Data to use:

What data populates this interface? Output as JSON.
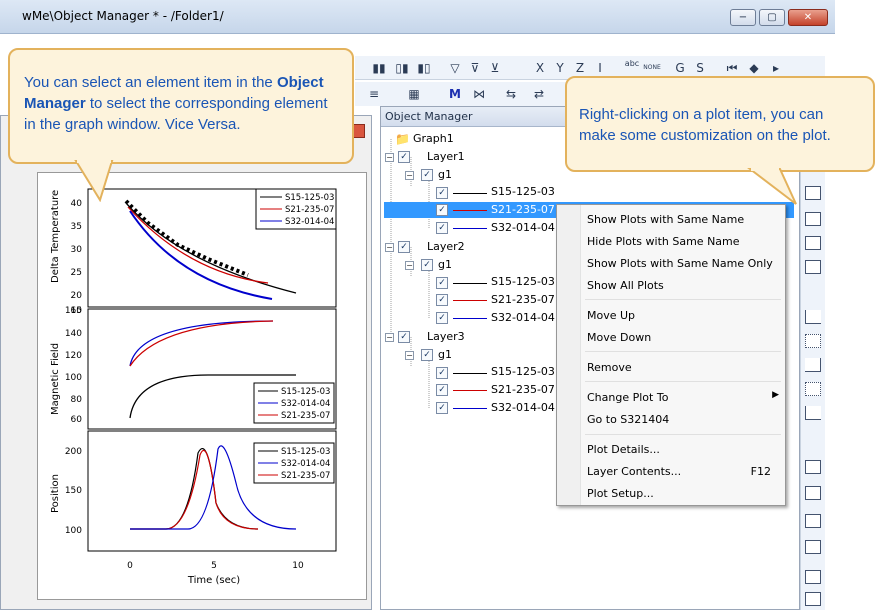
{
  "window": {
    "title": "wMe\\Object Manager * - /Folder1/",
    "min": "−",
    "max": "▢",
    "close": "✕"
  },
  "toolbar": {
    "x": "X",
    "y": "Y",
    "z": "Z",
    "i": "I",
    "abc": "abc",
    "none": "NONE",
    "g": "G",
    "s": "S"
  },
  "callout_left": {
    "text1": "You can select an element item in the ",
    "bold1": "Object Manager",
    "text2": " to select the corresponding element in the graph window. Vice Versa."
  },
  "callout_right": {
    "text": "Right-clicking on a plot item,  you can make some customization on the plot."
  },
  "object_manager": {
    "header": "Object Manager",
    "graph": "Graph1",
    "layers": [
      {
        "name": "Layer1",
        "group": "g1",
        "plots": [
          {
            "name": "S15-125-03",
            "color": "#000000"
          },
          {
            "name": "S21-235-07",
            "color": "#cc0000"
          },
          {
            "name": "S32-014-04",
            "color": "#0000cc"
          }
        ]
      },
      {
        "name": "Layer2",
        "group": "g1",
        "plots": [
          {
            "name": "S15-125-03",
            "color": "#000000"
          },
          {
            "name": "S21-235-07",
            "color": "#cc0000"
          },
          {
            "name": "S32-014-04",
            "color": "#0000cc"
          }
        ]
      },
      {
        "name": "Layer3",
        "group": "g1",
        "plots": [
          {
            "name": "S15-125-03",
            "color": "#000000"
          },
          {
            "name": "S21-235-07",
            "color": "#cc0000"
          },
          {
            "name": "S32-014-04",
            "color": "#0000cc"
          }
        ]
      }
    ]
  },
  "context_menu": {
    "show_same_name": "Show Plots with Same Name",
    "hide_same_name": "Hide Plots with Same Name",
    "show_same_name_only": "Show Plots with Same Name Only",
    "show_all": "Show All Plots",
    "move_up": "Move Up",
    "move_down": "Move Down",
    "remove": "Remove",
    "change_plot_to": "Change Plot To",
    "go_to": "Go to S321404",
    "plot_details": "Plot Details...",
    "layer_contents": "Layer Contents...",
    "layer_contents_shortcut": "F12",
    "plot_setup": "Plot Setup..."
  },
  "graph": {
    "layer1": {
      "ylabel": "Delta Temperature",
      "yticks": [
        "40",
        "35",
        "30",
        "25",
        "20",
        "15"
      ],
      "legend": [
        "S15-125-03",
        "S21-235-07",
        "S32-014-04"
      ],
      "legend_colors": [
        "#000000",
        "#cc0000",
        "#0000cc"
      ]
    },
    "layer2": {
      "ylabel": "Magnetic Field",
      "yticks": [
        "160",
        "140",
        "120",
        "100",
        "80",
        "60"
      ],
      "legend": [
        "S15-125-03",
        "S32-014-04",
        "S21-235-07"
      ],
      "legend_colors": [
        "#000000",
        "#0000cc",
        "#cc0000"
      ]
    },
    "layer3": {
      "ylabel": "Position",
      "yticks": [
        "200",
        "150",
        "100"
      ],
      "legend": [
        "S15-125-03",
        "S32-014-04",
        "S21-235-07"
      ],
      "legend_colors": [
        "#000000",
        "#0000cc",
        "#cc0000"
      ]
    },
    "xticks": [
      "0",
      "5",
      "10"
    ],
    "xlabel": "Time (sec)"
  }
}
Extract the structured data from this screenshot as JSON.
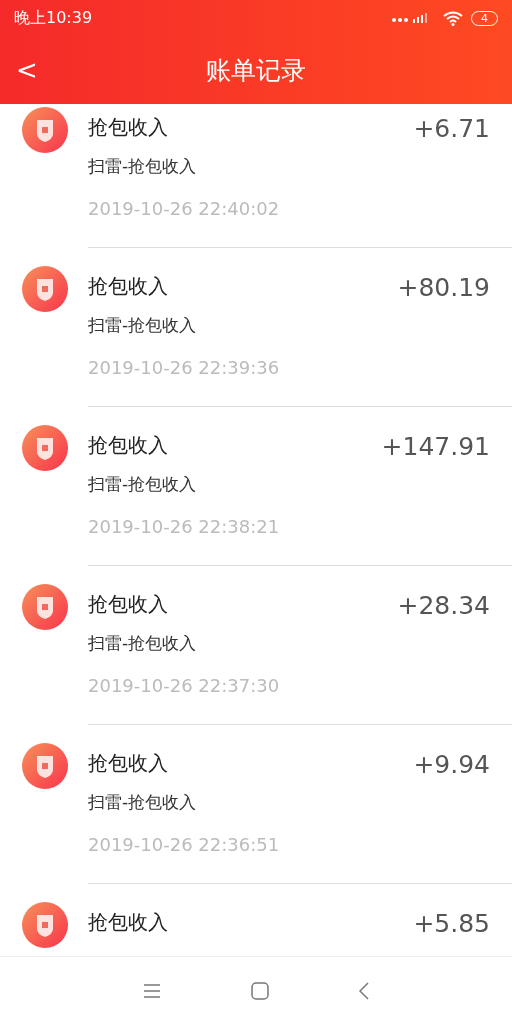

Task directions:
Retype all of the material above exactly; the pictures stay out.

Expected answer:
What data populates this interface? Output as JSON.
{
  "window": {
    "title": "wMe\\Object Manager * - /Folder1/",
    "min": "−",
    "max": "▢",
    "close": "✕"
  },
  "toolbar": {
    "x": "X",
    "y": "Y",
    "z": "Z",
    "i": "I",
    "abc": "abc",
    "none": "NONE",
    "g": "G",
    "s": "S"
  },
  "callout_left": {
    "text1": "You can select an element item in the ",
    "bold1": "Object Manager",
    "text2": " to select the corresponding element in the graph window. Vice Versa."
  },
  "callout_right": {
    "text": "Right-clicking on a plot item,  you can make some customization on the plot."
  },
  "object_manager": {
    "header": "Object Manager",
    "graph": "Graph1",
    "layers": [
      {
        "name": "Layer1",
        "group": "g1",
        "plots": [
          {
            "name": "S15-125-03",
            "color": "#000000"
          },
          {
            "name": "S21-235-07",
            "color": "#cc0000"
          },
          {
            "name": "S32-014-04",
            "color": "#0000cc"
          }
        ]
      },
      {
        "name": "Layer2",
        "group": "g1",
        "plots": [
          {
            "name": "S15-125-03",
            "color": "#000000"
          },
          {
            "name": "S21-235-07",
            "color": "#cc0000"
          },
          {
            "name": "S32-014-04",
            "color": "#0000cc"
          }
        ]
      },
      {
        "name": "Layer3",
        "group": "g1",
        "plots": [
          {
            "name": "S15-125-03",
            "color": "#000000"
          },
          {
            "name": "S21-235-07",
            "color": "#cc0000"
          },
          {
            "name": "S32-014-04",
            "color": "#0000cc"
          }
        ]
      }
    ]
  },
  "context_menu": {
    "show_same_name": "Show Plots with Same Name",
    "hide_same_name": "Hide Plots with Same Name",
    "show_same_name_only": "Show Plots with Same Name Only",
    "show_all": "Show All Plots",
    "move_up": "Move Up",
    "move_down": "Move Down",
    "remove": "Remove",
    "change_plot_to": "Change Plot To",
    "go_to": "Go to S321404",
    "plot_details": "Plot Details...",
    "layer_contents": "Layer Contents...",
    "layer_contents_shortcut": "F12",
    "plot_setup": "Plot Setup..."
  },
  "graph": {
    "layer1": {
      "ylabel": "Delta Temperature",
      "yticks": [
        "40",
        "35",
        "30",
        "25",
        "20",
        "15"
      ],
      "legend": [
        "S15-125-03",
        "S21-235-07",
        "S32-014-04"
      ],
      "legend_colors": [
        "#000000",
        "#cc0000",
        "#0000cc"
      ]
    },
    "layer2": {
      "ylabel": "Magnetic Field",
      "yticks": [
        "160",
        "140",
        "120",
        "100",
        "80",
        "60"
      ],
      "legend": [
        "S15-125-03",
        "S32-014-04",
        "S21-235-07"
      ],
      "legend_colors": [
        "#000000",
        "#0000cc",
        "#cc0000"
      ]
    },
    "layer3": {
      "ylabel": "Position",
      "yticks": [
        "200",
        "150",
        "100"
      ],
      "legend": [
        "S15-125-03",
        "S32-014-04",
        "S21-235-07"
      ],
      "legend_colors": [
        "#000000",
        "#0000cc",
        "#cc0000"
      ]
    },
    "xticks": [
      "0",
      "5",
      "10"
    ],
    "xlabel": "Time (sec)"
  }
}
Extract the structured data from this screenshot as JSON.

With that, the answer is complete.